NATO tech agency supports maritime exercise during COVID-19

Naval Striking and Support Forces NATO (STRIKFORNATO) executed the United States-led exercise known as Baltic Operations (BALTOPS) from 7 to 16 June 2020.

Even before the arrival of COVID-19, BALTOPS 20 was facing a daunting schedule.
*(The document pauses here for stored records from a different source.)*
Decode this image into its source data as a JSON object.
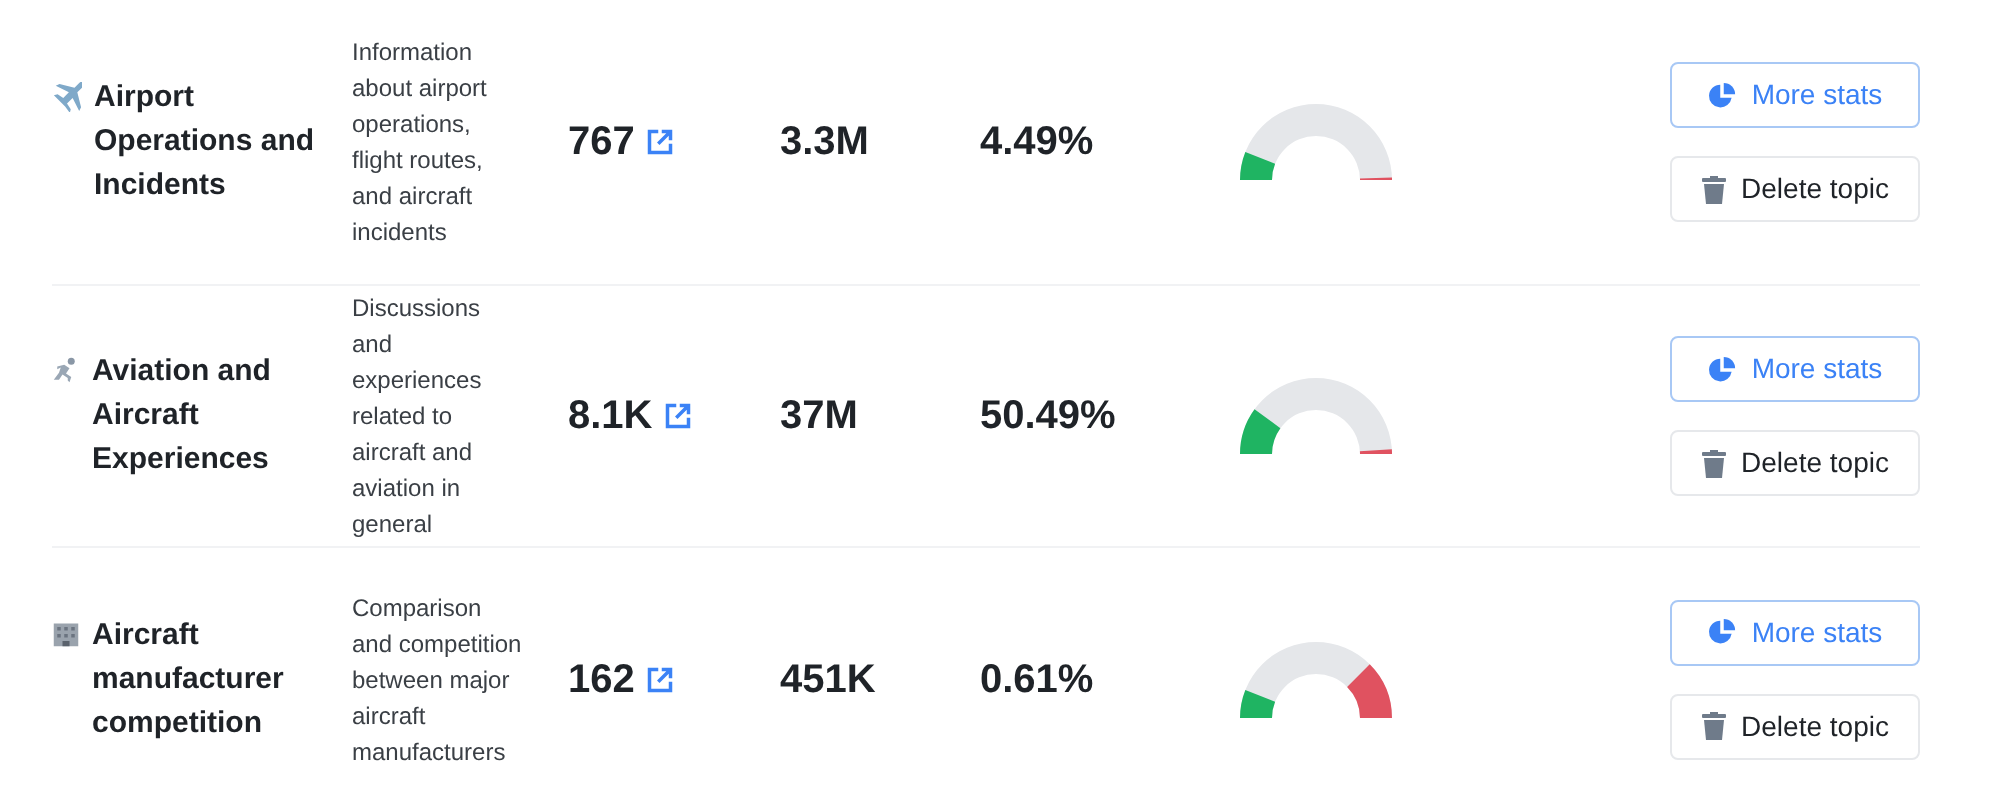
{
  "topics": [
    {
      "title": "Airport Operations and Incidents",
      "description": "Information about airport operations, flight routes, and aircraft incidents",
      "count": "767",
      "size": "3.3M",
      "percent": "4.49%",
      "buttons": [
        "More stats",
        "Delete topic"
      ]
    },
    {
      "title": "Aviation and Aircraft Experiences",
      "description": "Discussions and experiences related to aircraft and aviation in general",
      "count": "8.1K",
      "size": "37M",
      "percent": "50.49%",
      "buttons": [
        "More stats",
        "Delete topic"
      ]
    },
    {
      "title": "Aircraft manufacturer competition",
      "description": "Comparison and competition between major aircraft manufacturers",
      "count": "162",
      "size": "451K",
      "percent": "0.61%",
      "buttons": [
        "More stats",
        "Delete topic"
      ]
    }
  ]
}
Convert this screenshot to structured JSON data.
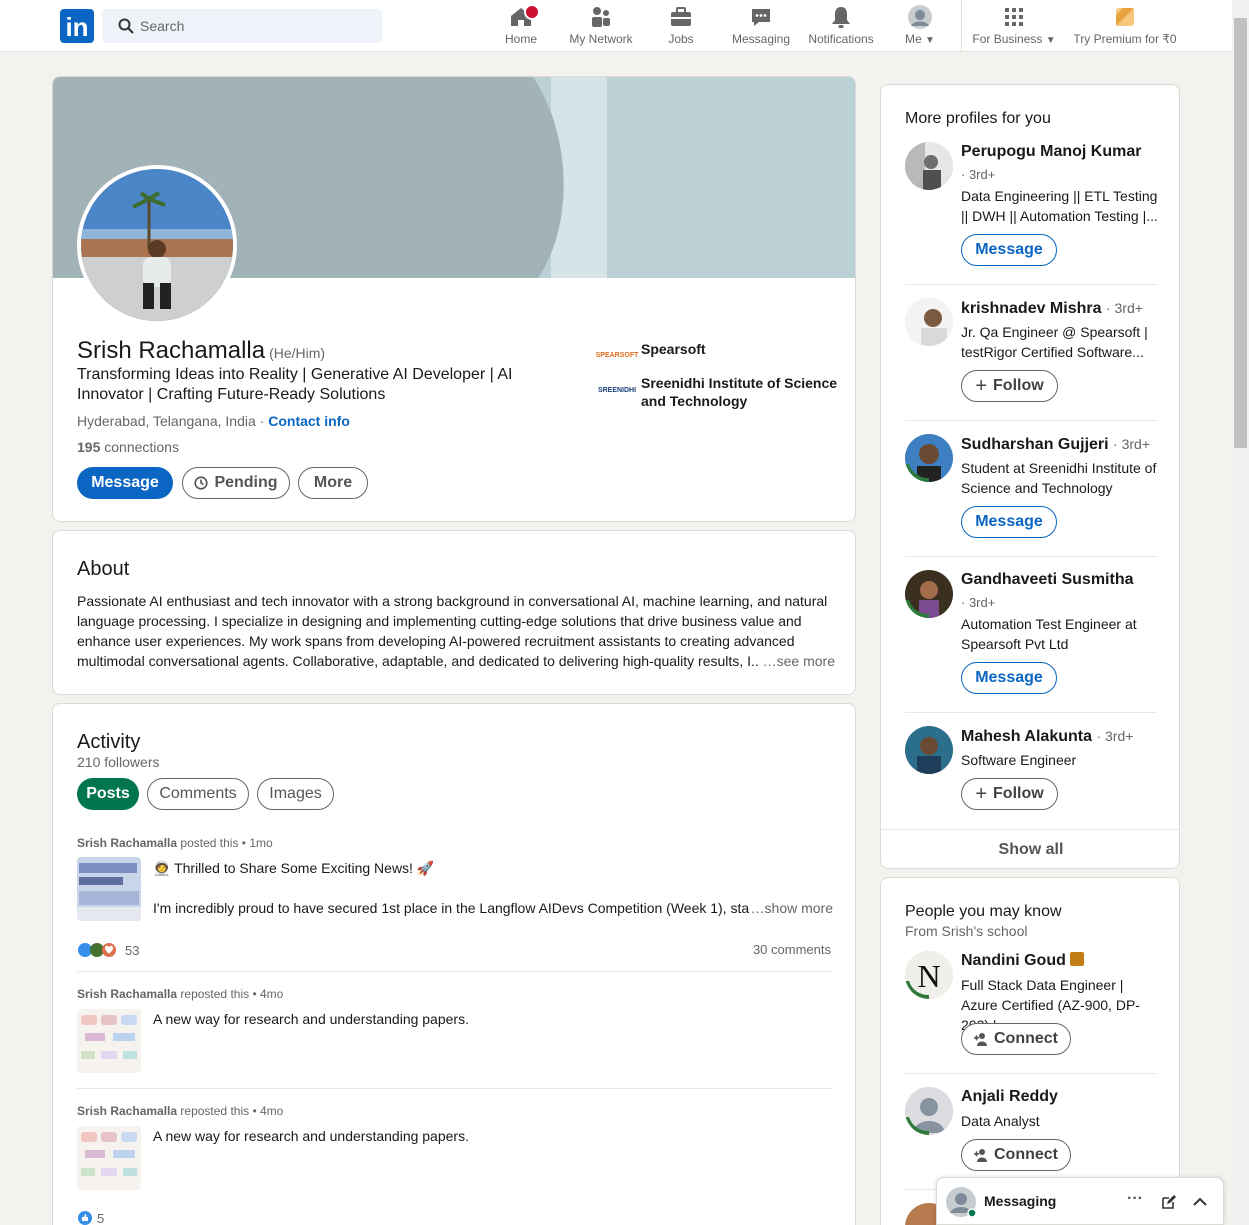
{
  "nav": {
    "logo": "in",
    "search_placeholder": "Search",
    "items": [
      {
        "label": "Home",
        "icon": "home-icon"
      },
      {
        "label": "My Network",
        "icon": "network-icon"
      },
      {
        "label": "Jobs",
        "icon": "jobs-icon"
      },
      {
        "label": "Messaging",
        "icon": "messaging-icon"
      },
      {
        "label": "Notifications",
        "icon": "bell-icon"
      },
      {
        "label": "Me",
        "icon": "avatar-icon"
      },
      {
        "label": "For Business",
        "icon": "grid-icon"
      },
      {
        "label": "Try Premium for ₹0",
        "icon": "premium-icon"
      }
    ]
  },
  "profile": {
    "name": "Srish Rachamalla",
    "pronouns": "(He/Him)",
    "headline": "Transforming Ideas into Reality | Generative AI Developer | AI Innovator | Crafting Future-Ready Solutions",
    "location": "Hyderabad, Telangana, India",
    "location_sep": " · ",
    "contact_info": "Contact info",
    "connections_count": "195",
    "connections_label": "connections",
    "buttons": {
      "message": "Message",
      "pending": "Pending",
      "more": "More"
    },
    "experience": [
      {
        "name": "Spearsoft",
        "logo_text": "SPEARSOFT"
      },
      {
        "name": "Sreenidhi Institute of Science and Technology",
        "logo_text": "SREENIDHI"
      }
    ]
  },
  "about": {
    "title": "About",
    "text": "Passionate AI enthusiast and tech innovator with a strong background in conversational AI, machine learning, and natural language processing. I specialize in designing and implementing cutting-edge solutions that drive business value and enhance user experiences. My work spans from developing AI-powered recruitment assistants to creating advanced multimodal conversational agents. Collaborative, adaptable, and dedicated to delivering high-quality results, I..",
    "see_more": "…see more"
  },
  "activity": {
    "title": "Activity",
    "followers": "210 followers",
    "tabs": [
      "Posts",
      "Comments",
      "Images"
    ],
    "posts": [
      {
        "author": "Srish Rachamalla",
        "action": "posted this • 1mo",
        "title": "🧑‍🚀 Thrilled to Share Some Exciting News! 🚀",
        "text": "I'm incredibly proud to have secured 1st place in the Langflow AIDevs Competition (Week 1), sta",
        "show_more": "…show more",
        "reactions": "53",
        "comments": "30 comments"
      },
      {
        "author": "Srish Rachamalla",
        "action": "reposted this • 4mo",
        "text": "A new way for research and understanding papers."
      },
      {
        "author": "Srish Rachamalla",
        "action": "reposted this • 4mo",
        "text": "A new way for research and understanding papers.",
        "reactions": "5"
      }
    ]
  },
  "more_profiles": {
    "title": "More profiles for you",
    "people": [
      {
        "name": "Perupogu Manoj Kumar",
        "degree": "· 3rd+",
        "desc": "Data Engineering || ETL Testing || DWH || Automation Testing |...",
        "action": "Message"
      },
      {
        "name": "krishnadev Mishra",
        "degree": "· 3rd+",
        "desc": "Jr. Qa Engineer @ Spearsoft | testRigor Certified Software...",
        "action": "Follow"
      },
      {
        "name": "Sudharshan Gujjeri",
        "degree": "· 3rd+",
        "desc": "Student at Sreenidhi Institute of Science and Technology",
        "action": "Message"
      },
      {
        "name": "Gandhaveeti Susmitha",
        "degree": "· 3rd+",
        "desc": "Automation Test Engineer at Spearsoft Pvt Ltd",
        "action": "Message"
      },
      {
        "name": "Mahesh Alakunta",
        "degree": "· 3rd+",
        "desc": "Software Engineer",
        "action": "Follow"
      }
    ],
    "show_all": "Show all"
  },
  "people_you_may_know": {
    "title": "People you may know",
    "subtitle": "From Srish's school",
    "people": [
      {
        "name": "Nandini Goud",
        "desc": "Full Stack Data Engineer | Azure Certified (AZ-900, DP-203) |...",
        "action": "Connect"
      },
      {
        "name": "Anjali Reddy",
        "desc": "Data Analyst",
        "action": "Connect"
      }
    ]
  },
  "messaging": {
    "label": "Messaging",
    "dots": "···"
  }
}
The health and safety concerns around COVID-19 necessitated a big change in plans, and the NATO Communications and Information (NCI) Agency rose to the challenge to deliver the technology needed for the exercise.

NATO tech agency supports maritime exercise during COVID-19

"Part of the nature of BALTOPS is to be flexible, so we immediately revised our plan after STRIKFORNATO's operational decision to lead the exercise from the static headquarters at Oeiras, Portugal – rather than aboard a vessel at sea," said NCI Agency Project Manager Jeffrey Wilcox, Lieutenant Commander, US Navy. "This is the first BALTOPS to use this particular type of HQ."

Normally, the exercise is directed by personnel aboard the USS Mount Whitney, but there were space limitations onboard the vessel due to COVID mitigation procedures. Changing to a headquarters on land allowed for social distancing.

"This ability to push through a crisis demonstrates the true value of a close STRIKFORNATO – NCI Agency relationship," said LCDR Wilcox.

The Exercise Branch of Directorate Service Operations, in the NCI Agency, begins their role in exercises during the earliest planning conferences. The goal is to capture the intent of the exercise and determine what technical equipment, software and expertise will be needed. Different teams from across the Agency provided software and services, including cyber security, to the exercise participants.

In particular, the Agency's Communications and Information Systems Support Unit (CSU) in Lisbon led the support for the exercise. Artur Santos, the NCI Agency Exercise Coordinator, arranged and organized all of the many technical aspects of the exercise to ensure things ran smoothly.

"The Agency and its CSU in Lisbon were very flexible and even offered new services to enable home office interaction and added more tools for collaboration," Santos said.

One of those new tools was installed as a proof-of-concept for the exercise, and was a huge success. The tool supports real-time data exchange between various Command and Control elements, including navy vessels, NATO Airborne Early Warning (NAEW) aircrafts, headquarters and even fighter aircraft using standardized NATO data links.

Supporting the exercise from a static headquarters on land was not only a first necessitated by the crisis. It is also now a proof-of-concept for how exercises can be conducted in the future, if needed.

"The difference between afloat and ashore is quite obvious and was remarkable, right from the setup," Santos said. "A well-known working environment, already operational, made the build up a smooth process. Troubleshooting is also so much easier on the land environment, then being afloat."

Though the exercise isn't over yet, STRIKFORNATO is "already convinced" that operating from static headquarters works very well, said German Navy Commander Juergen Peter, Communications Information Systems Department Assistant Chief of Staff.

"This positive conclusion is to a good degree based on the Command and Control capabilities we set up together with the CSU," Commander Peter said. "The CSU Lisbon support is outstanding and based on long years of experience."

Every year, BALTOPS brings together people, ships, aircraft and submarines from across the NATO Alliance, as well as NATO's Partnership for Peace. BALTOPS has its long history, and this year's exercise was the 49th iteration.

"It has become one of the most powerful examples of multi-national maritime readiness within NATO, and even incorporates regional non-NATO partners as well," LCDR Wilcox said. "The exercise demonstrates interoperability, joint operations and agility in planning in a maritime environment."